→ **AVAILABLE DATA**:

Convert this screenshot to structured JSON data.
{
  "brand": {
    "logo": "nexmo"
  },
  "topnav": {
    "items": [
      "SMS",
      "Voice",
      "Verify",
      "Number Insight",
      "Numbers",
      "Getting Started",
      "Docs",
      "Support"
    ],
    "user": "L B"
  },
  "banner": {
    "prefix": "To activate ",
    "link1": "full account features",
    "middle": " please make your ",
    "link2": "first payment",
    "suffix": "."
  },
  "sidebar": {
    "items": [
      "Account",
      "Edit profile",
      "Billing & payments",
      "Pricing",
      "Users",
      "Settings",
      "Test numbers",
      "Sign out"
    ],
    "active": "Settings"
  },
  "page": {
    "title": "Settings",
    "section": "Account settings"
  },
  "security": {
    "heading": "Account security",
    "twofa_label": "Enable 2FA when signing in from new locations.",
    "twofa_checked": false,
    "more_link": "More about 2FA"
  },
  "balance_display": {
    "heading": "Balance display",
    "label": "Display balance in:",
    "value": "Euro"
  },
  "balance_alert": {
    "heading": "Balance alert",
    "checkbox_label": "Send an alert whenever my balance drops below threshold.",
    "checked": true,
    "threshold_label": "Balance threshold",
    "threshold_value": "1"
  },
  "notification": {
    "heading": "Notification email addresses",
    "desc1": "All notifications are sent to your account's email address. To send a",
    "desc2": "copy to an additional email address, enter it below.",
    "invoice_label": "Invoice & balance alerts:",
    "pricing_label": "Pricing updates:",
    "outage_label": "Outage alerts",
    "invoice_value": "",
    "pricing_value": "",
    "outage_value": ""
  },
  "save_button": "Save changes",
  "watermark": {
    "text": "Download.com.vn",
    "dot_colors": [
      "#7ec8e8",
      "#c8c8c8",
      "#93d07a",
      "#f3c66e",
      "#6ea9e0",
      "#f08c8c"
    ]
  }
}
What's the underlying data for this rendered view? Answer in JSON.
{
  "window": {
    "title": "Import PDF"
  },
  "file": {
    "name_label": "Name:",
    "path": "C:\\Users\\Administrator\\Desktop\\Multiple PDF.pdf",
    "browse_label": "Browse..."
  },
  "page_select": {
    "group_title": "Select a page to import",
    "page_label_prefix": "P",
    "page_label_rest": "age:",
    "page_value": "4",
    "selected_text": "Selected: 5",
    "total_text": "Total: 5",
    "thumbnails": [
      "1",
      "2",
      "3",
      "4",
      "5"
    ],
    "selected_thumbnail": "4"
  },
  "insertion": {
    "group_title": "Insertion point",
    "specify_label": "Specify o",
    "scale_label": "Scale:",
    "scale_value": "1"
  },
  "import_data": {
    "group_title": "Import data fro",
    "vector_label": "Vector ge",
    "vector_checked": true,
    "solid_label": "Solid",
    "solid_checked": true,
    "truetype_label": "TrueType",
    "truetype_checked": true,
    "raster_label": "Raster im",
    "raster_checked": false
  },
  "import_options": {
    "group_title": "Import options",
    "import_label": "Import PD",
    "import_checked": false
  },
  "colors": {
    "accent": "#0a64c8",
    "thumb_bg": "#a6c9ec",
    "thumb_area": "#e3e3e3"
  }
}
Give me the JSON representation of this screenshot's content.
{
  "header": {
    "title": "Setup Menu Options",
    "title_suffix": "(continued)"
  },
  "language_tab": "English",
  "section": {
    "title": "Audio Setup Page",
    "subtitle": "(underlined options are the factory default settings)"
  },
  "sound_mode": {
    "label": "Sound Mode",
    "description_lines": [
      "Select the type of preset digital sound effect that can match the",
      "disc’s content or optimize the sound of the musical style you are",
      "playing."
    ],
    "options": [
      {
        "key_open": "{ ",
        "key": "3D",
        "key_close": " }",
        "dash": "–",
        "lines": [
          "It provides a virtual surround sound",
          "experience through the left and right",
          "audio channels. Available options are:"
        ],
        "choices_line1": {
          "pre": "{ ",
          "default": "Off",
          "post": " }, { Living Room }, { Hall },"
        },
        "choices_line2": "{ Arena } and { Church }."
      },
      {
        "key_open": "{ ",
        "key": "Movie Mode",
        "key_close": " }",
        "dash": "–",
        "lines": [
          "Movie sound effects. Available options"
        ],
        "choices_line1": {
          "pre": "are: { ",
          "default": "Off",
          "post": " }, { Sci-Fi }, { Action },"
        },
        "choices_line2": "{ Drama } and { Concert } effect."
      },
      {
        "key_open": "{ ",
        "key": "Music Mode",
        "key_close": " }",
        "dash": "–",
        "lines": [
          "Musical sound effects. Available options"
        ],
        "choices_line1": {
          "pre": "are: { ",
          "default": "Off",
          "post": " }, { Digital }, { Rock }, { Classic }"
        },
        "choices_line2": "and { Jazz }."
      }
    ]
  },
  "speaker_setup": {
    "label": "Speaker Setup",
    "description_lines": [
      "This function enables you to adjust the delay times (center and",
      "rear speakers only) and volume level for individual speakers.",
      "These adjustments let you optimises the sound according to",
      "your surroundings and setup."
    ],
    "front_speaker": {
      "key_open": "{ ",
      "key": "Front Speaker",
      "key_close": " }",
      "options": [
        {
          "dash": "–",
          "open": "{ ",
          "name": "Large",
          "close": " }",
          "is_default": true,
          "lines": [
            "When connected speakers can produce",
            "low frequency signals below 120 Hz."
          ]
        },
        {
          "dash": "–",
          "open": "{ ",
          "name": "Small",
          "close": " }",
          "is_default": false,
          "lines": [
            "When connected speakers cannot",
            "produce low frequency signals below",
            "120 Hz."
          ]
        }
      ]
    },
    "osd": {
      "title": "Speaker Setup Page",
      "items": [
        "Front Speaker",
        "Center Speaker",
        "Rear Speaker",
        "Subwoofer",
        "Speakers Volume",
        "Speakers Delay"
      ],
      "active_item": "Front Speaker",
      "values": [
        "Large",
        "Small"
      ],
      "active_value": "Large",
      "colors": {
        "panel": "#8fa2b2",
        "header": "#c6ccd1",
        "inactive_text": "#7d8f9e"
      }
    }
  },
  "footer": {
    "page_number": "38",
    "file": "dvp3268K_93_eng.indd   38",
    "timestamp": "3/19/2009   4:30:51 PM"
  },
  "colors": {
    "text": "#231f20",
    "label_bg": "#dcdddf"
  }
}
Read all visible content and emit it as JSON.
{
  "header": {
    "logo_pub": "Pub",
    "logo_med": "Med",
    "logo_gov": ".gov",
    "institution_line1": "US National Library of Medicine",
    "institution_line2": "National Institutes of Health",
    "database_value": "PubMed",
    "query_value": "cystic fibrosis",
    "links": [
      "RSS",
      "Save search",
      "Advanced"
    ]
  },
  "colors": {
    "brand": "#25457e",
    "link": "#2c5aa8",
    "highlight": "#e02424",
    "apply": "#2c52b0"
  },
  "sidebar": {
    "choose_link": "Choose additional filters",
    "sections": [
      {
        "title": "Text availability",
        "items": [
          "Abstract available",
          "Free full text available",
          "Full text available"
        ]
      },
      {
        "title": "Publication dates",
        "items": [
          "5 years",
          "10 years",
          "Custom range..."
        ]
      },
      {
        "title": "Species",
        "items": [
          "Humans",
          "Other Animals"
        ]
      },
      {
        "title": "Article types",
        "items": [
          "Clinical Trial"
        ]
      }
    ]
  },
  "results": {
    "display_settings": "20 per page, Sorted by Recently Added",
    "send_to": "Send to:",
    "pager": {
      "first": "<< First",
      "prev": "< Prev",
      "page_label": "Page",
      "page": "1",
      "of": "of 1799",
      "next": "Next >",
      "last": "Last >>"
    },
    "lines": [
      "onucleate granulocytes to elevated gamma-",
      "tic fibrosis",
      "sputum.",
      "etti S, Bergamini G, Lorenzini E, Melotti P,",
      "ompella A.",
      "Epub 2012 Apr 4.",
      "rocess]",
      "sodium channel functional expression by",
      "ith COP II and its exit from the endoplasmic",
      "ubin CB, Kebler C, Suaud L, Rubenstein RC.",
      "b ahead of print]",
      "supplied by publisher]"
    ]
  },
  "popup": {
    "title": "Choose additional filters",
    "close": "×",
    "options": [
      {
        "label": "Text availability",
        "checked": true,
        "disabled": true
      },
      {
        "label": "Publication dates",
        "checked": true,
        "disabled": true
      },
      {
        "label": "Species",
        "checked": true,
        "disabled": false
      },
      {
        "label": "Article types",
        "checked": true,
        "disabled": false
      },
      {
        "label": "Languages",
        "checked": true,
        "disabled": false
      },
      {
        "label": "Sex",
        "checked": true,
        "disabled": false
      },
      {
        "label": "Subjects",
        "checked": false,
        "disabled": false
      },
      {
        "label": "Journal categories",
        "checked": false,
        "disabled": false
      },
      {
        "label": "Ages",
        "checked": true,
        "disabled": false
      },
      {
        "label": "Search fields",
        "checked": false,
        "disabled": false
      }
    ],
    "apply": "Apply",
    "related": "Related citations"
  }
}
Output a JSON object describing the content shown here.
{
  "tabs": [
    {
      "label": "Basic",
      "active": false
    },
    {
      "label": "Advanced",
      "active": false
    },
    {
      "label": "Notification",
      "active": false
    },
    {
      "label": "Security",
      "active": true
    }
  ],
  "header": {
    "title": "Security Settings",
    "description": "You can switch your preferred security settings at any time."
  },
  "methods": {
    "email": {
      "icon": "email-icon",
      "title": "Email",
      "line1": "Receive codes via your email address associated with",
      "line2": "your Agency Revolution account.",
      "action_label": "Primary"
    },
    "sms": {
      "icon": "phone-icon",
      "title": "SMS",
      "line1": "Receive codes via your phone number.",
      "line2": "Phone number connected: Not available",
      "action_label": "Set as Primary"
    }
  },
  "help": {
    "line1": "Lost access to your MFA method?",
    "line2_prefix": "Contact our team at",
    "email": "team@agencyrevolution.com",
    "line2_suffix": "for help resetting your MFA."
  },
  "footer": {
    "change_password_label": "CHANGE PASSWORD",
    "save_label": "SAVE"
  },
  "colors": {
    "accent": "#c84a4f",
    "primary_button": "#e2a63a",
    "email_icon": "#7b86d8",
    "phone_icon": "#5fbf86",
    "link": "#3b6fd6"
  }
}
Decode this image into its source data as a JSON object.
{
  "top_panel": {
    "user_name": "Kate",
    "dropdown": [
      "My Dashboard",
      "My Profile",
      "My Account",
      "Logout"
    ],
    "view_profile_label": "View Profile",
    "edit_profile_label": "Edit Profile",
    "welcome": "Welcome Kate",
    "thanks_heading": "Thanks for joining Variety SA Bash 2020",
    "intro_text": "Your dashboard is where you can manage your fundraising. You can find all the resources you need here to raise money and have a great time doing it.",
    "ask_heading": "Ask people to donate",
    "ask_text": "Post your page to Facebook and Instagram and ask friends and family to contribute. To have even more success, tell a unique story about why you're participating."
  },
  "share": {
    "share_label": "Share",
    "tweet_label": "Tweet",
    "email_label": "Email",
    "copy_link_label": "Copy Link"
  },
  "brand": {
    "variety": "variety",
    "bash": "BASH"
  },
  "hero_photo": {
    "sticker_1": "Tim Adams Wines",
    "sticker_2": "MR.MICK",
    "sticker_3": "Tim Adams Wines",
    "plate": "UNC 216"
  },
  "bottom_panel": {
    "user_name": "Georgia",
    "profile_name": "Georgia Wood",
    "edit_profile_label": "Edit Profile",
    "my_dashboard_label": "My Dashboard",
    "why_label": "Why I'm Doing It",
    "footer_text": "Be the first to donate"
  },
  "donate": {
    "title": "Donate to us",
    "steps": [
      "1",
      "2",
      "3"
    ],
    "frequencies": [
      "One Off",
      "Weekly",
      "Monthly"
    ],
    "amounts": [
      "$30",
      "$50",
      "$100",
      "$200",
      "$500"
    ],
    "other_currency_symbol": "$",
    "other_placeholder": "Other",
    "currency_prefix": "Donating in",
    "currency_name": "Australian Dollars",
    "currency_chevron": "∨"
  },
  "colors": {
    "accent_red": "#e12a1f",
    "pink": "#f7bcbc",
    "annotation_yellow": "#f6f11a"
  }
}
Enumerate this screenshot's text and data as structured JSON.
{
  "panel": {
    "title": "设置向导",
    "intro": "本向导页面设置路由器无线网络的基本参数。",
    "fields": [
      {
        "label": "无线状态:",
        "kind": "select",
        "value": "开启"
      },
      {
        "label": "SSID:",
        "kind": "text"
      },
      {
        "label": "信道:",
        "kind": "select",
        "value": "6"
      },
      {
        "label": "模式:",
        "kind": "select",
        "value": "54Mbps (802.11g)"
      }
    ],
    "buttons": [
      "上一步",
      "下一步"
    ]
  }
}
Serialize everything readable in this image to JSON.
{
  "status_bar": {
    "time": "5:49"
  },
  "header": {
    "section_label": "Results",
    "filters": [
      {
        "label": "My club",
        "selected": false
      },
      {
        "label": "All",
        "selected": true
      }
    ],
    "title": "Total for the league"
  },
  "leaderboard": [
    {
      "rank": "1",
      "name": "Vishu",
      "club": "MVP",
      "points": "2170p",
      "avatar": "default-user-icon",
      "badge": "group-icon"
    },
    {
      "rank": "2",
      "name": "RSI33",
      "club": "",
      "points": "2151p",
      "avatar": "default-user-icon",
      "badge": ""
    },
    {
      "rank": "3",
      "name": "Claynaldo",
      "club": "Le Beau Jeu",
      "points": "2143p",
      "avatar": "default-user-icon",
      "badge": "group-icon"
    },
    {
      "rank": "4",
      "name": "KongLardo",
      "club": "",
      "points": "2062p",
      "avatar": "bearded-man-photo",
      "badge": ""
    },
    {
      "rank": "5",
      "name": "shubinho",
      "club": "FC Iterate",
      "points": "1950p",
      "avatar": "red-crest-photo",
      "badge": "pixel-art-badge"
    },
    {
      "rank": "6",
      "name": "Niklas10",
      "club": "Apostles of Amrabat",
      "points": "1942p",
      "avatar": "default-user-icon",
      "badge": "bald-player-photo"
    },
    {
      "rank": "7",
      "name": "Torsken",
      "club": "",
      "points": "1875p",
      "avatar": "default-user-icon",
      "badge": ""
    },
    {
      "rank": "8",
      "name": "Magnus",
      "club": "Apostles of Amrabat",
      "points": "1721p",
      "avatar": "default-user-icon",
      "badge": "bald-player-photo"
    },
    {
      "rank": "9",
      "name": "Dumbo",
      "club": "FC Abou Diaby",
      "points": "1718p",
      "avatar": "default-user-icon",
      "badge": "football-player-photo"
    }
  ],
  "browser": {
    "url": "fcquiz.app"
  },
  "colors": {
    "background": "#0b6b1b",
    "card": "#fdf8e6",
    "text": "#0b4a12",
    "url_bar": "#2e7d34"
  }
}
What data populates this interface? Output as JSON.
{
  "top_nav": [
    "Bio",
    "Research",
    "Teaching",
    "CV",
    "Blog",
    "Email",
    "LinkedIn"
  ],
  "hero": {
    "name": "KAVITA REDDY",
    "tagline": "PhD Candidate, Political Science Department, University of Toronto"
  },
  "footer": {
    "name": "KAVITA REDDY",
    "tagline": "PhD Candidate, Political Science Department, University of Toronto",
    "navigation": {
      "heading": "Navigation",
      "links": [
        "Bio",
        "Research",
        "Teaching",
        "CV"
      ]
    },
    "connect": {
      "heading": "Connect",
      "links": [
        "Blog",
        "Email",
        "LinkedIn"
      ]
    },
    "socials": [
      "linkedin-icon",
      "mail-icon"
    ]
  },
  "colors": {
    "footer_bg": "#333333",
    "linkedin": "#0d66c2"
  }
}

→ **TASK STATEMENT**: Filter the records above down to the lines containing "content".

→ **FINAL ANSWER**:
Give me the JSON representation of this screenshot's content.
      "disc’s content or optimize the sound of the musical style you are",
Read all visible content and emit it as JSON.
Output a JSON object describing the content shown here.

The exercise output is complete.